*** Begin section ***
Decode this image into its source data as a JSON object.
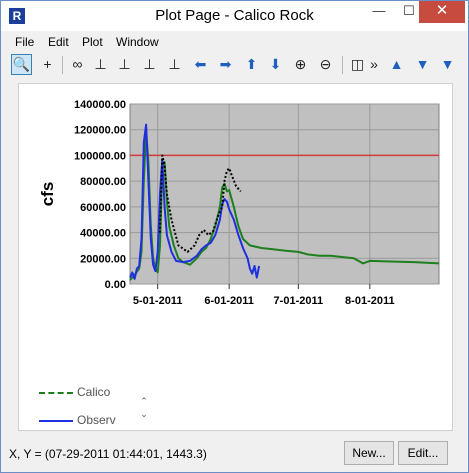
{
  "window": {
    "title": "Plot Page - Calico Rock",
    "app_icon": "R",
    "minimize": "—",
    "maximize": "☐",
    "close": "✕"
  },
  "menu": {
    "items": [
      "File",
      "Edit",
      "Plot",
      "Window"
    ]
  },
  "toolbar": {
    "icons": [
      "zoom-select-icon",
      "crosshair-icon",
      "link-icon",
      "axis-icon",
      "axis-edit-icon",
      "axis-up-icon",
      "axis-scale-icon",
      "arrow-left-icon",
      "arrow-right-icon",
      "arrow-up-icon",
      "arrow-down-icon",
      "zoom-in-icon",
      "zoom-out-icon",
      "split-view-icon",
      "overflow-chevron-icon",
      "fill-up-icon",
      "fill-down-icon",
      "marker-icon"
    ],
    "overflow": "»"
  },
  "chart_data": {
    "type": "line",
    "title": "",
    "xlabel": "",
    "ylabel": "cfs",
    "x_ticks": [
      "5-01-2011",
      "6-01-2011",
      "7-01-2011",
      "8-01-2011"
    ],
    "y_ticks": [
      "0.00",
      "20000.00",
      "40000.00",
      "60000.00",
      "80000.00",
      "100000.00",
      "120000.00",
      "140000.00"
    ],
    "xlim": [
      "2011-04-19",
      "2011-08-31"
    ],
    "ylim": [
      0,
      140000
    ],
    "grid": true,
    "background_color": "#c0c0c0",
    "threshold_line": {
      "value": 100000,
      "color": "#d43a3a"
    },
    "series": [
      {
        "name": "Calico",
        "color": "#1e7f1e",
        "style": "solid",
        "points": [
          [
            "2011-04-19",
            3000
          ],
          [
            "2011-04-21",
            7000
          ],
          [
            "2011-04-23",
            12000
          ],
          [
            "2011-04-24",
            25000
          ],
          [
            "2011-04-25",
            80000
          ],
          [
            "2011-04-26",
            120000
          ],
          [
            "2011-04-27",
            95000
          ],
          [
            "2011-04-28",
            45000
          ],
          [
            "2011-04-29",
            20000
          ],
          [
            "2011-04-30",
            12000
          ],
          [
            "2011-05-01",
            9000
          ],
          [
            "2011-05-02",
            30000
          ],
          [
            "2011-05-03",
            90000
          ],
          [
            "2011-05-04",
            95000
          ],
          [
            "2011-05-05",
            65000
          ],
          [
            "2011-05-06",
            45000
          ],
          [
            "2011-05-08",
            30000
          ],
          [
            "2011-05-10",
            20000
          ],
          [
            "2011-05-12",
            17000
          ],
          [
            "2011-05-15",
            15000
          ],
          [
            "2011-05-18",
            20000
          ],
          [
            "2011-05-20",
            25000
          ],
          [
            "2011-05-22",
            28000
          ],
          [
            "2011-05-24",
            35000
          ],
          [
            "2011-05-26",
            45000
          ],
          [
            "2011-05-28",
            60000
          ],
          [
            "2011-05-29",
            75000
          ],
          [
            "2011-05-30",
            78000
          ],
          [
            "2011-05-31",
            72000
          ],
          [
            "2011-06-01",
            73000
          ],
          [
            "2011-06-03",
            60000
          ],
          [
            "2011-06-05",
            45000
          ],
          [
            "2011-06-07",
            35000
          ],
          [
            "2011-06-10",
            30000
          ],
          [
            "2011-06-15",
            28000
          ],
          [
            "2011-06-20",
            27000
          ],
          [
            "2011-06-25",
            26000
          ],
          [
            "2011-07-01",
            25000
          ],
          [
            "2011-07-05",
            23000
          ],
          [
            "2011-07-10",
            22000
          ],
          [
            "2011-07-15",
            22000
          ],
          [
            "2011-07-20",
            21000
          ],
          [
            "2011-07-25",
            20000
          ],
          [
            "2011-07-29",
            16000
          ],
          [
            "2011-08-01",
            18000
          ],
          [
            "2011-08-10",
            17500
          ],
          [
            "2011-08-20",
            17000
          ],
          [
            "2011-08-31",
            16000
          ]
        ]
      },
      {
        "name": "Observed",
        "color": "#1f2fe0",
        "style": "solid",
        "points": [
          [
            "2011-04-19",
            5000
          ],
          [
            "2011-04-20",
            9000
          ],
          [
            "2011-04-21",
            4000
          ],
          [
            "2011-04-22",
            12000
          ],
          [
            "2011-04-23",
            14000
          ],
          [
            "2011-04-24",
            35000
          ],
          [
            "2011-04-25",
            110000
          ],
          [
            "2011-04-26",
            124000
          ],
          [
            "2011-04-27",
            80000
          ],
          [
            "2011-04-28",
            35000
          ],
          [
            "2011-04-29",
            15000
          ],
          [
            "2011-04-30",
            10000
          ],
          [
            "2011-05-01",
            25000
          ],
          [
            "2011-05-02",
            70000
          ],
          [
            "2011-05-03",
            97000
          ],
          [
            "2011-05-04",
            60000
          ],
          [
            "2011-05-05",
            38000
          ],
          [
            "2011-05-07",
            25000
          ],
          [
            "2011-05-09",
            18000
          ],
          [
            "2011-05-12",
            17000
          ],
          [
            "2011-05-15",
            18000
          ],
          [
            "2011-05-18",
            22000
          ],
          [
            "2011-05-20",
            27000
          ],
          [
            "2011-05-22",
            30000
          ],
          [
            "2011-05-24",
            32000
          ],
          [
            "2011-05-26",
            38000
          ],
          [
            "2011-05-28",
            50000
          ],
          [
            "2011-05-29",
            62000
          ],
          [
            "2011-05-30",
            66000
          ],
          [
            "2011-05-31",
            64000
          ],
          [
            "2011-06-01",
            58000
          ],
          [
            "2011-06-03",
            50000
          ],
          [
            "2011-06-05",
            38000
          ],
          [
            "2011-06-07",
            28000
          ],
          [
            "2011-06-09",
            20000
          ],
          [
            "2011-06-10",
            12000
          ],
          [
            "2011-06-11",
            8000
          ],
          [
            "2011-06-12",
            14000
          ],
          [
            "2011-06-13",
            5000
          ],
          [
            "2011-06-14",
            14000
          ]
        ]
      },
      {
        "name": "",
        "color": "#000000",
        "style": "dotted",
        "points": [
          [
            "2011-05-02",
            40000
          ],
          [
            "2011-05-03",
            100000
          ],
          [
            "2011-05-04",
            92000
          ],
          [
            "2011-05-05",
            70000
          ],
          [
            "2011-05-07",
            50000
          ],
          [
            "2011-05-10",
            30000
          ],
          [
            "2011-05-14",
            25000
          ],
          [
            "2011-05-17",
            30000
          ],
          [
            "2011-05-19",
            38000
          ],
          [
            "2011-05-21",
            42000
          ],
          [
            "2011-05-23",
            38000
          ],
          [
            "2011-05-25",
            41000
          ],
          [
            "2011-05-27",
            52000
          ],
          [
            "2011-05-29",
            60000
          ],
          [
            "2011-05-30",
            80000
          ],
          [
            "2011-05-31",
            88000
          ],
          [
            "2011-06-01",
            90000
          ],
          [
            "2011-06-02",
            85000
          ],
          [
            "2011-06-04",
            76000
          ],
          [
            "2011-06-06",
            72000
          ]
        ]
      }
    ]
  },
  "legend": {
    "items": [
      {
        "label": "Calico",
        "color": "#1e7f1e",
        "dash": "6,4"
      },
      {
        "label": "Observ",
        "color": "#1f2fe0",
        "dash": ""
      }
    ]
  },
  "status": {
    "coords_text": "X, Y = (07-29-2011 01:44:01, 1443.3)"
  },
  "buttons": {
    "new_label": "New...",
    "edit_label": "Edit..."
  }
}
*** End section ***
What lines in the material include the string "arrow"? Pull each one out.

* Written answer
      "arrow-left-icon",
      "arrow-right-icon",
      "arrow-up-icon",
      "arrow-down-icon",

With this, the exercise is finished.